The Federal Lighter Terminal has 1670 meters and four berths operated by Intels. The berths have been repaired and deepened to eight meters to accommodate some larger vessels.
The Port of Onne is an Oil and Gas Free Zone by Federal decree. Today, over 110 companies operate in the zone that have made significant contributions to Nigeria’s economy through their businesses of pipe-coating, selling pipes, treating waste, and building boats as well as other activities.
The Port of Onne is an important hub for oil and gas activities and logistics for West and Central Africa. About 55 service boats move through the port to service 16 offshore platforms each week. Compulsory pilotage contributes a large part of the Port of Onne’s revenues. All of the major oil and gas exploration companies in Nigeria have offices in the Port of Onne Complex.
1.10 Problem Description
Seaports in Nigeria over the years have been bedeviled by traumatic and unrelenting cycles of congestion due to internal as well as external influences which may or may not be due to governmental neglect and de-prioritization of the nation’s seaports. The resultant effect of this congestion has resulted in corresponding delays in delivery of goods and services by merchants that call daily at our nation’s ports as well as attracted longer waiting hours for third party logistics, 3PL providers to respond to orders of their various up-lines, down-lines and partners.
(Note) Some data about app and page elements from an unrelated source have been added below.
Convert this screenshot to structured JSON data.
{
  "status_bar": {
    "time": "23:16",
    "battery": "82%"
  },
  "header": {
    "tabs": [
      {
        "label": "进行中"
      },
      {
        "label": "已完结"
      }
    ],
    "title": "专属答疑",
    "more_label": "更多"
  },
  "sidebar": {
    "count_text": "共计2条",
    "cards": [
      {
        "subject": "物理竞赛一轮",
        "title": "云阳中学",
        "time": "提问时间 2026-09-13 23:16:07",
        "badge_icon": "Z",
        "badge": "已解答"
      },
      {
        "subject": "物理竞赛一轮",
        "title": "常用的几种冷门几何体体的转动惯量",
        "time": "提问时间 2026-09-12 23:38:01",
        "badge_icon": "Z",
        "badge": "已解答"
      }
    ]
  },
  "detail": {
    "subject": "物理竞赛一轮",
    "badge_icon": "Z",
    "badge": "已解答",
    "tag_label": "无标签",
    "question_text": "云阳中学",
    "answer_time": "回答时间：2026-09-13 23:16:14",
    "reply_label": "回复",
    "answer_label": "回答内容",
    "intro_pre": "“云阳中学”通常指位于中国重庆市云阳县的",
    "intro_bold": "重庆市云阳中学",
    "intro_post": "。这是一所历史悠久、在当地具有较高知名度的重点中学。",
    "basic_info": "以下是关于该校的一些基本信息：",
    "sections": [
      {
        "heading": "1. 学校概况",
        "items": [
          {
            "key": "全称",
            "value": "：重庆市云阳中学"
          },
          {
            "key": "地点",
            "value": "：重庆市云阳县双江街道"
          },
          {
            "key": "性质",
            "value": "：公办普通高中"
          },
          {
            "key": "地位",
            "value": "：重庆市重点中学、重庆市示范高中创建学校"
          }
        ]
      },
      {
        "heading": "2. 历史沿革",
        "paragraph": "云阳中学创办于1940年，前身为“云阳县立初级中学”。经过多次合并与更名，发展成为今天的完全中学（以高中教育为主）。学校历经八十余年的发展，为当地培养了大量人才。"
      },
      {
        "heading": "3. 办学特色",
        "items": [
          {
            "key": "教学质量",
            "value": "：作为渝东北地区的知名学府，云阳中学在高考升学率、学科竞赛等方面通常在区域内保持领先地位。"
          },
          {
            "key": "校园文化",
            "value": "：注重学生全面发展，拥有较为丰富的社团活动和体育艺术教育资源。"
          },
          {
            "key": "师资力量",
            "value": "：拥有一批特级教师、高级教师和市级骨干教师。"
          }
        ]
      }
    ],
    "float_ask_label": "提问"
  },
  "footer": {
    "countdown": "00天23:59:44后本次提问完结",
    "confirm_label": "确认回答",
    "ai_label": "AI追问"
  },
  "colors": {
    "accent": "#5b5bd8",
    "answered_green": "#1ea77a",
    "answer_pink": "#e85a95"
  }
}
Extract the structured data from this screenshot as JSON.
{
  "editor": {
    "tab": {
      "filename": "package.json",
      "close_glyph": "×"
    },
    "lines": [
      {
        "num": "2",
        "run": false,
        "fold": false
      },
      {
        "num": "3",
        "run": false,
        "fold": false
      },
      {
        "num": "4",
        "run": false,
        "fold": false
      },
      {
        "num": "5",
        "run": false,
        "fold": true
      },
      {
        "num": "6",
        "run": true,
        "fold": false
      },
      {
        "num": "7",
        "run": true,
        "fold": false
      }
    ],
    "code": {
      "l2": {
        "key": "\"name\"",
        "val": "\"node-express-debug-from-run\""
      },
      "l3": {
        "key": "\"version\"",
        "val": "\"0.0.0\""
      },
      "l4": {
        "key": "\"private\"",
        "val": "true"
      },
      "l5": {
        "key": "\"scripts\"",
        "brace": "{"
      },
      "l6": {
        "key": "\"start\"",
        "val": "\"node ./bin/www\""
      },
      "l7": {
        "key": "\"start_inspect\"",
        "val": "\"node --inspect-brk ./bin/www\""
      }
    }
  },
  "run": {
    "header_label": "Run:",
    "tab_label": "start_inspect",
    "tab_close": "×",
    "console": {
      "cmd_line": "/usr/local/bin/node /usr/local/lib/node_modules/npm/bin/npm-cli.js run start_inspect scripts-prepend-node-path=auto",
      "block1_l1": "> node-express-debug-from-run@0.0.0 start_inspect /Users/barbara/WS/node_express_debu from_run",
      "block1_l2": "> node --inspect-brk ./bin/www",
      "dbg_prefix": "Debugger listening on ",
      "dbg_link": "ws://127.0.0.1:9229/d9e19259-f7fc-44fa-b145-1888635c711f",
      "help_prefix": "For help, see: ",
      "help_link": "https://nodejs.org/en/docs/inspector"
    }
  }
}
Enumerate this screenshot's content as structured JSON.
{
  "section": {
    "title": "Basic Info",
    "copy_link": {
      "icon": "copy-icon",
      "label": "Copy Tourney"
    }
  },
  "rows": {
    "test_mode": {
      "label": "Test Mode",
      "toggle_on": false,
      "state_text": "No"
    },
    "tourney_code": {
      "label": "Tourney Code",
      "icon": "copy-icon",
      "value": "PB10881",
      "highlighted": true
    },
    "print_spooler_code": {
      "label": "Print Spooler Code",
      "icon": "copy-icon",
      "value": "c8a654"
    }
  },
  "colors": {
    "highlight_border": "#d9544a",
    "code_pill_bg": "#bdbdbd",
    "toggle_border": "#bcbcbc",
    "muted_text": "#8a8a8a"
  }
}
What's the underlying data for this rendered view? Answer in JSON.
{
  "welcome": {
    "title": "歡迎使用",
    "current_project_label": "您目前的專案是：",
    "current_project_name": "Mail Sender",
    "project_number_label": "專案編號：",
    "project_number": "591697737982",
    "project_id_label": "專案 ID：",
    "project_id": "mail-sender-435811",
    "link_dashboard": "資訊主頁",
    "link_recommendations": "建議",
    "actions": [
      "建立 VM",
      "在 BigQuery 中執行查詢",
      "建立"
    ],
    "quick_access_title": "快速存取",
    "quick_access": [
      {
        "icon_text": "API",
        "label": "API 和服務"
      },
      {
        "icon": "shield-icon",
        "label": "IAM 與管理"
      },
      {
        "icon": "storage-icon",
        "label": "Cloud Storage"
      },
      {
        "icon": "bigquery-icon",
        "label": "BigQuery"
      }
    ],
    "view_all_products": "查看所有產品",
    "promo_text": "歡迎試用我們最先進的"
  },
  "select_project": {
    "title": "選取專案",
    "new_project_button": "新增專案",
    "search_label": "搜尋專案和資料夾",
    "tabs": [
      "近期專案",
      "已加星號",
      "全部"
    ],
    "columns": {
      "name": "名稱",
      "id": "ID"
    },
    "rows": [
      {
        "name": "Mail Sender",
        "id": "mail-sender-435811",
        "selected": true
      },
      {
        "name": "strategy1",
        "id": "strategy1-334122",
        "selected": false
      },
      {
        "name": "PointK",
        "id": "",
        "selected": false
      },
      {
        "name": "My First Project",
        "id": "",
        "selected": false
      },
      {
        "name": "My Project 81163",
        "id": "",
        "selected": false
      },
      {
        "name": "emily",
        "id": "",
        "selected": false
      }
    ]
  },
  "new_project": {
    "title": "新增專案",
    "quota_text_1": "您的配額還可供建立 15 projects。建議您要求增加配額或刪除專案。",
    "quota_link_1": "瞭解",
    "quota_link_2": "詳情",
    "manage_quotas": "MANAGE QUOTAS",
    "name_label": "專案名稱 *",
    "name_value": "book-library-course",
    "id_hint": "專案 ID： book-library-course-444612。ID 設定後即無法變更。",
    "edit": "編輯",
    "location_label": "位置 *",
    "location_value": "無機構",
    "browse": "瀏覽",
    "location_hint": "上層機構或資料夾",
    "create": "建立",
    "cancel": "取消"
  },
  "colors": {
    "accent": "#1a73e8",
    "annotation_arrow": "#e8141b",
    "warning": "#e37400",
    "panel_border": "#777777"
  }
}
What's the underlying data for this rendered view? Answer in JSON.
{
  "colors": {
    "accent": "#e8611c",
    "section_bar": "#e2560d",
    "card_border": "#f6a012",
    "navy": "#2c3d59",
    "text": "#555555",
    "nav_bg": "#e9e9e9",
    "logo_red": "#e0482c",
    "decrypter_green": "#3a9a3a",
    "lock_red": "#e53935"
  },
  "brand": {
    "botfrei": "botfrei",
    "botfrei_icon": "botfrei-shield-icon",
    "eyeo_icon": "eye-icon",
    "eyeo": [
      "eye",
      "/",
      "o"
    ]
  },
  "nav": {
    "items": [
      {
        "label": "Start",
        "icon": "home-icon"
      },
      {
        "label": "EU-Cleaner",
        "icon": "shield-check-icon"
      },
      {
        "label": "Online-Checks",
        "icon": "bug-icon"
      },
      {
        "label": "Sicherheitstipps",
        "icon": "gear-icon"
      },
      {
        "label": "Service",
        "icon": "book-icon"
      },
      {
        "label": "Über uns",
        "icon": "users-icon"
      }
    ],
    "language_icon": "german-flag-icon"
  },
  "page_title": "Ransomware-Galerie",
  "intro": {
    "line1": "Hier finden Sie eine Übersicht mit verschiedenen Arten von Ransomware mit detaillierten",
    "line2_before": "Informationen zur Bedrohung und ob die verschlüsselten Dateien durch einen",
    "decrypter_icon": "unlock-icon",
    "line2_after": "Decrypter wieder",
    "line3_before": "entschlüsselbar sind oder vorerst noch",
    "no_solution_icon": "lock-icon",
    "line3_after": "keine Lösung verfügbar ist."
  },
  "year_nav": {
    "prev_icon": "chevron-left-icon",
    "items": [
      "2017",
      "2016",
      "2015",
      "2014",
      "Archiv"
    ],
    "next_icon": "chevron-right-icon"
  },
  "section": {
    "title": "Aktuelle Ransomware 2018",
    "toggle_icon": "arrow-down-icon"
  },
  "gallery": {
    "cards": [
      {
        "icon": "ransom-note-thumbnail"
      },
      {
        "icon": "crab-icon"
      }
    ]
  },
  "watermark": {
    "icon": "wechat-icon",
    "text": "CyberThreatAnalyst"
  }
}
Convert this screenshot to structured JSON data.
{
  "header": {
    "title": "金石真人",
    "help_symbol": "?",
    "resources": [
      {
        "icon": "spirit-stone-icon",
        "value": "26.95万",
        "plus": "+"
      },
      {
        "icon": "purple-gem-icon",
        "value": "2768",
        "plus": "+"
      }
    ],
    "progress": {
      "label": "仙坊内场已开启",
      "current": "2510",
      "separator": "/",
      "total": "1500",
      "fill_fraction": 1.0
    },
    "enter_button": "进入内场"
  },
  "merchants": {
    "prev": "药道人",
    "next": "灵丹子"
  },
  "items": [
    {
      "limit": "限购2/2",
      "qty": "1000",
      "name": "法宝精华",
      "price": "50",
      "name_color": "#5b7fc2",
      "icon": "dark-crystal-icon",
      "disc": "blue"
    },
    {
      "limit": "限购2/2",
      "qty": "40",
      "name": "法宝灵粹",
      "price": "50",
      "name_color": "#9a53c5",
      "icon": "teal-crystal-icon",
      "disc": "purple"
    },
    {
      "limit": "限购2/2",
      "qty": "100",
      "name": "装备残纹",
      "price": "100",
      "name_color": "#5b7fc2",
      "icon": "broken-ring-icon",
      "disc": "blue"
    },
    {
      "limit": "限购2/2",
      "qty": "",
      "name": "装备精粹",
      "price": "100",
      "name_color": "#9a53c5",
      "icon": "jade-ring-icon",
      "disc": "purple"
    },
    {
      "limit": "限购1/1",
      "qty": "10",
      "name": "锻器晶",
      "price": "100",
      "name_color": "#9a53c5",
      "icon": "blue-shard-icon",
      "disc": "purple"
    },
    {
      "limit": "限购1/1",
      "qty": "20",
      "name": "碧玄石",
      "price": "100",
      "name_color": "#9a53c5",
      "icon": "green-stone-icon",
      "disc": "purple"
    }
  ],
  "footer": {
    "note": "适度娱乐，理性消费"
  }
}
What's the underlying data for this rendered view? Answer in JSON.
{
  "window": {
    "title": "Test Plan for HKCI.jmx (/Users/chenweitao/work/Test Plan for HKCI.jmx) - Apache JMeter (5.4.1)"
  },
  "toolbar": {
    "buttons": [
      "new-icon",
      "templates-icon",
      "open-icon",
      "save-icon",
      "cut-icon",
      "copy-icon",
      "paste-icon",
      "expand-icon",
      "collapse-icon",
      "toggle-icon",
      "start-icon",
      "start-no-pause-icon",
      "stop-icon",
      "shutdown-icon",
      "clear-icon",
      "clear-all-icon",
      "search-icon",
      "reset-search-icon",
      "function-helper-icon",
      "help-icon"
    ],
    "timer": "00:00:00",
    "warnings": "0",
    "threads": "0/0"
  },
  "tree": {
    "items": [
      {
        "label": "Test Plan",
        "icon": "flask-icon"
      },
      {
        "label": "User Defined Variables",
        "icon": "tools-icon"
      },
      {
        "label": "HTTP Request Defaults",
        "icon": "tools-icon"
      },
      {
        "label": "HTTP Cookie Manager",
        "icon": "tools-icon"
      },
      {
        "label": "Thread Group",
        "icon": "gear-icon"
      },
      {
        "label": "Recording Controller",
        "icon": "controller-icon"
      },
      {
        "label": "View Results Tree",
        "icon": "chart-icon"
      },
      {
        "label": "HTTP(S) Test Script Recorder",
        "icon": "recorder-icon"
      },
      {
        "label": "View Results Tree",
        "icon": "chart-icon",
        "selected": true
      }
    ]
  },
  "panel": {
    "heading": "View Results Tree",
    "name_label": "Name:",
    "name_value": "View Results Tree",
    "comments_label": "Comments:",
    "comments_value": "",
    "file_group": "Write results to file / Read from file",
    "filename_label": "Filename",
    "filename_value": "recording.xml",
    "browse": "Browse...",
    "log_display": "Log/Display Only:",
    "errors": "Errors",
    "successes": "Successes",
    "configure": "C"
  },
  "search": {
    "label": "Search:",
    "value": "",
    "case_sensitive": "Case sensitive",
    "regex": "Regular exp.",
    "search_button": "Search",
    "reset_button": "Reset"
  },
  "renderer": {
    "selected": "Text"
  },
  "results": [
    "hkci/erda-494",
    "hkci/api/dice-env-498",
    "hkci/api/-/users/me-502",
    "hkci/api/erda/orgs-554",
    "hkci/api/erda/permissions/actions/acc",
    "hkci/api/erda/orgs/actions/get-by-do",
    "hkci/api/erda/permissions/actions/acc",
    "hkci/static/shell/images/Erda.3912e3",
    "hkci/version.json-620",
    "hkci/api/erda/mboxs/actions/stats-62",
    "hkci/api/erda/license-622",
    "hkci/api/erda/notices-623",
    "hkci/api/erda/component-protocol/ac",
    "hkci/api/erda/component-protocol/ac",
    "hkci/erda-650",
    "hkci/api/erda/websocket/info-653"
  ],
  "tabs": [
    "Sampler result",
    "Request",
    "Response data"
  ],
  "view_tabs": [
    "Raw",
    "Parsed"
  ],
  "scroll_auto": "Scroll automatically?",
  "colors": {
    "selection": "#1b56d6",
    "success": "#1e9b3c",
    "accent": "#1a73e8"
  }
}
A whole lot of this may largely be related to faulty or poorly structured information infrastructural channels in operation at the nation’s various seaports..